Kerry Clayton from Kent noticed she was more flexible than her friends during childhood. "I could sit cross-legged at school and pop my hips, and I was about 10 and jumping on a trampoline when my shoulder dislocated," she recalls. "From there, it got progressively worse."

Her GP didn't refer her and Clayton went on to suffer for years with problems like chronic pain, muscle aches, extreme tiredness, and cognitive impairment, as well as frequent full or partial joint dislocations.

Clayton was finally referred to a specialist to have her symptoms investigated five years ago, when she was 24.

The Beighton score

As well as examining the range of movement in a person's spine, hips, shoulders and smaller joints, a healthcare professional might use the Beighton score to help them to diagnose HSD.

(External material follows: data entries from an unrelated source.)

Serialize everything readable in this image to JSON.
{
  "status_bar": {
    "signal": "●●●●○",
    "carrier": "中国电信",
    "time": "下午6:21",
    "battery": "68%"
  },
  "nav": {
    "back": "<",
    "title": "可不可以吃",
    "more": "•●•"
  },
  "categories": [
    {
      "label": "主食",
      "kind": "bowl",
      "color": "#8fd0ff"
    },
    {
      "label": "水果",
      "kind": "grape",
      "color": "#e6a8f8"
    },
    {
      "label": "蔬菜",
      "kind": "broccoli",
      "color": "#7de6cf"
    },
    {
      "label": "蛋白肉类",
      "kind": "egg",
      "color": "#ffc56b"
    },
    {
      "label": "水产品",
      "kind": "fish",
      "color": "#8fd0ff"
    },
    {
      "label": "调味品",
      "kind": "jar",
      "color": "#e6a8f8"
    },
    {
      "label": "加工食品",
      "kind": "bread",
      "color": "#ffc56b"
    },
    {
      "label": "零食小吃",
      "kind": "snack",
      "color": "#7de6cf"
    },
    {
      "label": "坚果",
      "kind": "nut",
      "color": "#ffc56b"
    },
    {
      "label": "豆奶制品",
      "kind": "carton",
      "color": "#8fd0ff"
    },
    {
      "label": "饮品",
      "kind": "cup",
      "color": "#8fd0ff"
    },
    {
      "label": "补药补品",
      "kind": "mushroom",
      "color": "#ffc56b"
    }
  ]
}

You score one point for each knee, elbow, thumb and little finger that bends backwards by a certain degree, and a point if you can bend forwards and place your hands flat on the floor without bending your legs.

The maximum is nine points, where four points indicate that general hypermobility is likely, and if you've also had pain in four or more joints for at least three months, HSD is likely.

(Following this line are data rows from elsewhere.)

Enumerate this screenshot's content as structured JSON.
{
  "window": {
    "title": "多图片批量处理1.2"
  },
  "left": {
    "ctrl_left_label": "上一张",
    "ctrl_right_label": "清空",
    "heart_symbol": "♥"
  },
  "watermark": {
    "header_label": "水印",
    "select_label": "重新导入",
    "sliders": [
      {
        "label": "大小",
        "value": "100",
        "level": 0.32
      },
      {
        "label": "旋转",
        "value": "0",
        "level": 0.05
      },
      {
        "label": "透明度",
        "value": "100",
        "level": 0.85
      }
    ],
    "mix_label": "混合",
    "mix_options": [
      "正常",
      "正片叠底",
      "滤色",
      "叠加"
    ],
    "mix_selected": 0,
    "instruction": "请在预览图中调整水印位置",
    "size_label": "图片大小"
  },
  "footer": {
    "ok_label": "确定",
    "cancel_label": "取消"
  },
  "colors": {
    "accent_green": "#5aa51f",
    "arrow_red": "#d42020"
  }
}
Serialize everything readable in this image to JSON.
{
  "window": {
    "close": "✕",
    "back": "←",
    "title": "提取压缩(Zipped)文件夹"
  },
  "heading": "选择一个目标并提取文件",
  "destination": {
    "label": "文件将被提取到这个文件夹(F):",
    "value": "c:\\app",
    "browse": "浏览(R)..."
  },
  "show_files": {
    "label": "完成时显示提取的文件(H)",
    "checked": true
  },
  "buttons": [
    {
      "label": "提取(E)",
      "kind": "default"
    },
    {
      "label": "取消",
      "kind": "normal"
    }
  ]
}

Your healthcare professional might use other information to support their diagnosis. For example, having joints that click when they move, being able to do the splits (now or in the past) or previously having dislocated a joint could also point to HSD.

In the genes

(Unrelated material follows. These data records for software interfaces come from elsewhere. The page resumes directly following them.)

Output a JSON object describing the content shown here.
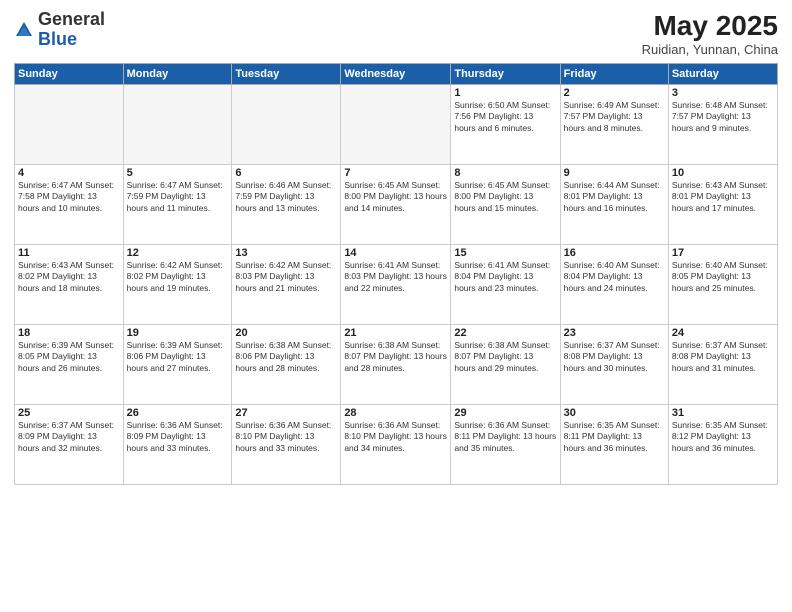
{
  "logo": {
    "general": "General",
    "blue": "Blue"
  },
  "title": "May 2025",
  "subtitle": "Ruidian, Yunnan, China",
  "days_of_week": [
    "Sunday",
    "Monday",
    "Tuesday",
    "Wednesday",
    "Thursday",
    "Friday",
    "Saturday"
  ],
  "weeks": [
    [
      {
        "day": "",
        "info": ""
      },
      {
        "day": "",
        "info": ""
      },
      {
        "day": "",
        "info": ""
      },
      {
        "day": "",
        "info": ""
      },
      {
        "day": "1",
        "info": "Sunrise: 6:50 AM\nSunset: 7:56 PM\nDaylight: 13 hours\nand 6 minutes."
      },
      {
        "day": "2",
        "info": "Sunrise: 6:49 AM\nSunset: 7:57 PM\nDaylight: 13 hours\nand 8 minutes."
      },
      {
        "day": "3",
        "info": "Sunrise: 6:48 AM\nSunset: 7:57 PM\nDaylight: 13 hours\nand 9 minutes."
      }
    ],
    [
      {
        "day": "4",
        "info": "Sunrise: 6:47 AM\nSunset: 7:58 PM\nDaylight: 13 hours\nand 10 minutes."
      },
      {
        "day": "5",
        "info": "Sunrise: 6:47 AM\nSunset: 7:59 PM\nDaylight: 13 hours\nand 11 minutes."
      },
      {
        "day": "6",
        "info": "Sunrise: 6:46 AM\nSunset: 7:59 PM\nDaylight: 13 hours\nand 13 minutes."
      },
      {
        "day": "7",
        "info": "Sunrise: 6:45 AM\nSunset: 8:00 PM\nDaylight: 13 hours\nand 14 minutes."
      },
      {
        "day": "8",
        "info": "Sunrise: 6:45 AM\nSunset: 8:00 PM\nDaylight: 13 hours\nand 15 minutes."
      },
      {
        "day": "9",
        "info": "Sunrise: 6:44 AM\nSunset: 8:01 PM\nDaylight: 13 hours\nand 16 minutes."
      },
      {
        "day": "10",
        "info": "Sunrise: 6:43 AM\nSunset: 8:01 PM\nDaylight: 13 hours\nand 17 minutes."
      }
    ],
    [
      {
        "day": "11",
        "info": "Sunrise: 6:43 AM\nSunset: 8:02 PM\nDaylight: 13 hours\nand 18 minutes."
      },
      {
        "day": "12",
        "info": "Sunrise: 6:42 AM\nSunset: 8:02 PM\nDaylight: 13 hours\nand 19 minutes."
      },
      {
        "day": "13",
        "info": "Sunrise: 6:42 AM\nSunset: 8:03 PM\nDaylight: 13 hours\nand 21 minutes."
      },
      {
        "day": "14",
        "info": "Sunrise: 6:41 AM\nSunset: 8:03 PM\nDaylight: 13 hours\nand 22 minutes."
      },
      {
        "day": "15",
        "info": "Sunrise: 6:41 AM\nSunset: 8:04 PM\nDaylight: 13 hours\nand 23 minutes."
      },
      {
        "day": "16",
        "info": "Sunrise: 6:40 AM\nSunset: 8:04 PM\nDaylight: 13 hours\nand 24 minutes."
      },
      {
        "day": "17",
        "info": "Sunrise: 6:40 AM\nSunset: 8:05 PM\nDaylight: 13 hours\nand 25 minutes."
      }
    ],
    [
      {
        "day": "18",
        "info": "Sunrise: 6:39 AM\nSunset: 8:05 PM\nDaylight: 13 hours\nand 26 minutes."
      },
      {
        "day": "19",
        "info": "Sunrise: 6:39 AM\nSunset: 8:06 PM\nDaylight: 13 hours\nand 27 minutes."
      },
      {
        "day": "20",
        "info": "Sunrise: 6:38 AM\nSunset: 8:06 PM\nDaylight: 13 hours\nand 28 minutes."
      },
      {
        "day": "21",
        "info": "Sunrise: 6:38 AM\nSunset: 8:07 PM\nDaylight: 13 hours\nand 28 minutes."
      },
      {
        "day": "22",
        "info": "Sunrise: 6:38 AM\nSunset: 8:07 PM\nDaylight: 13 hours\nand 29 minutes."
      },
      {
        "day": "23",
        "info": "Sunrise: 6:37 AM\nSunset: 8:08 PM\nDaylight: 13 hours\nand 30 minutes."
      },
      {
        "day": "24",
        "info": "Sunrise: 6:37 AM\nSunset: 8:08 PM\nDaylight: 13 hours\nand 31 minutes."
      }
    ],
    [
      {
        "day": "25",
        "info": "Sunrise: 6:37 AM\nSunset: 8:09 PM\nDaylight: 13 hours\nand 32 minutes."
      },
      {
        "day": "26",
        "info": "Sunrise: 6:36 AM\nSunset: 8:09 PM\nDaylight: 13 hours\nand 33 minutes."
      },
      {
        "day": "27",
        "info": "Sunrise: 6:36 AM\nSunset: 8:10 PM\nDaylight: 13 hours\nand 33 minutes."
      },
      {
        "day": "28",
        "info": "Sunrise: 6:36 AM\nSunset: 8:10 PM\nDaylight: 13 hours\nand 34 minutes."
      },
      {
        "day": "29",
        "info": "Sunrise: 6:36 AM\nSunset: 8:11 PM\nDaylight: 13 hours\nand 35 minutes."
      },
      {
        "day": "30",
        "info": "Sunrise: 6:35 AM\nSunset: 8:11 PM\nDaylight: 13 hours\nand 36 minutes."
      },
      {
        "day": "31",
        "info": "Sunrise: 6:35 AM\nSunset: 8:12 PM\nDaylight: 13 hours\nand 36 minutes."
      }
    ]
  ]
}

Sometimes, joint hypermobility is a sign of another condition. For example, symptomatic hypermobility accompanied by extreme fatigue and stretchy, fragile skin could signal a connective tissue disorder that's passed down from one or both parents.

The Ehlers-Danlos syndromes (EDS) are one such group of disorders, a group of conditions caused by a genetic fault with the body's collagen.

Less common forms of the syndrome include classical EDS, which tends mostly to affect the skin, and vascular EDS, which causes weak blood vessels and problems with internal organs.

But the most common type is hypermobile EDS - sometimes referred to as hEDS - which turned out to be Clayton's diagnosis, too. As a result, she experiences a range of problems that impact her everyday life.

"I get more tired and my muscles work a lot harder to hold me together, so I get aches and pains," she says. "I'm in constant chronic pain, which causes brain fog and irritability, and I don't go out to busy places for fear of being knocked into."

Living with hypermobility

If you have a non-EDS form of HSD, or even hEDS, it's not necessarily all doom and gloom. Strengthening the joint(s) through appropriate exercise, together with pain medication if needed, will usually make a significant difference,

"With this condition, the ligaments that stabilise the joint are often long and weak, which leads to the increased movement," explains Morse. "Muscles also cross joints, so if strength, coordination and movement patterns are improved within these muscle groups, it can help to take the pressure off the joint and to protect from excessive movement."

If you have severely hypermobile joints, they can be supported with splints or sports taping. The most important thing, though, is that you're aware of the normal range of movement of the affected joints, and correct your movement accordingly.

A physiotherapist or trained exercise professional can help to devise a suitable programme for your individual needs.

Editor's note

Dr Sarah Jarvis, 9th October 2019.

It has been brought to our attention that in the original version of this article, we referred to joint hypermobility syndrome, a term which has been replaced by the term hypermobility spectrum disorders (HSD) which includes Ehlers-Danlos, and mentioned that hEDS is sometimes referred to as type 3 EDS, which is no longer the case.

We apologise for this oversight and have now updated the article to its current form.